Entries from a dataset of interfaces
· · · ·
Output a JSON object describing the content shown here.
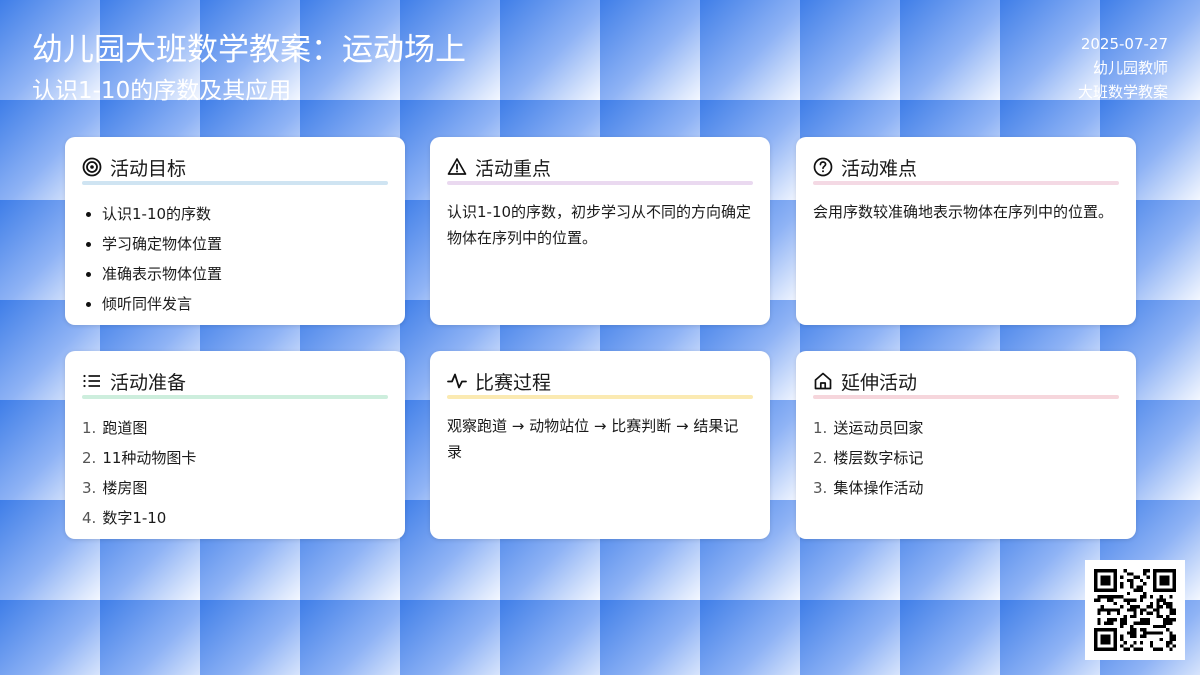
{
  "header": {
    "title": "幼儿园大班数学教案：运动场上",
    "subtitle": "认识1-10的序数及其应用",
    "date": "2025-07-27",
    "author": "幼儿园教师",
    "category": "大班数学教案"
  },
  "colors": {
    "underline_blue": "#cfe4f2",
    "underline_purple": "#ead9f0",
    "underline_pink": "#f4d9e4",
    "underline_green": "#cdeedd",
    "underline_yellow": "#fbeab2",
    "underline_rose": "#f6d6dc"
  },
  "cards": {
    "goals": {
      "icon": "target-icon",
      "title": "活动目标",
      "items": [
        "认识1-10的序数",
        "学习确定物体位置",
        "准确表示物体位置",
        "倾听同伴发言"
      ]
    },
    "focus": {
      "icon": "warning-triangle-icon",
      "title": "活动重点",
      "text": "认识1-10的序数，初步学习从不同的方向确定物体在序列中的位置。"
    },
    "difficulty": {
      "icon": "question-circle-icon",
      "title": "活动难点",
      "text": "会用序数较准确地表示物体在序列中的位置。"
    },
    "prep": {
      "icon": "list-icon",
      "title": "活动准备",
      "items": [
        {
          "num": "1.",
          "label": "跑道图"
        },
        {
          "num": "2.",
          "label": "11种动物图卡"
        },
        {
          "num": "3.",
          "label": "楼房图"
        },
        {
          "num": "4.",
          "label": "数字1-10"
        }
      ]
    },
    "process": {
      "icon": "activity-pulse-icon",
      "title": "比赛过程",
      "text": "观察跑道 → 动物站位 → 比赛判断 → 结果记录"
    },
    "extension": {
      "icon": "home-icon",
      "title": "延伸活动",
      "items": [
        {
          "num": "1.",
          "label": "送运动员回家"
        },
        {
          "num": "2.",
          "label": "楼层数字标记"
        },
        {
          "num": "3.",
          "label": "集体操作活动"
        }
      ]
    }
  },
  "qr": {
    "icon": "qr-code-icon"
  }
}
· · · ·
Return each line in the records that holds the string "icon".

▸ Written answer
      "icon": "target-icon",
      "icon": "warning-triangle-icon",
      "icon": "question-circle-icon",
      "icon": "list-icon",
      "icon": "activity-pulse-icon",
      "icon": "home-icon",
    "icon": "qr-code-icon"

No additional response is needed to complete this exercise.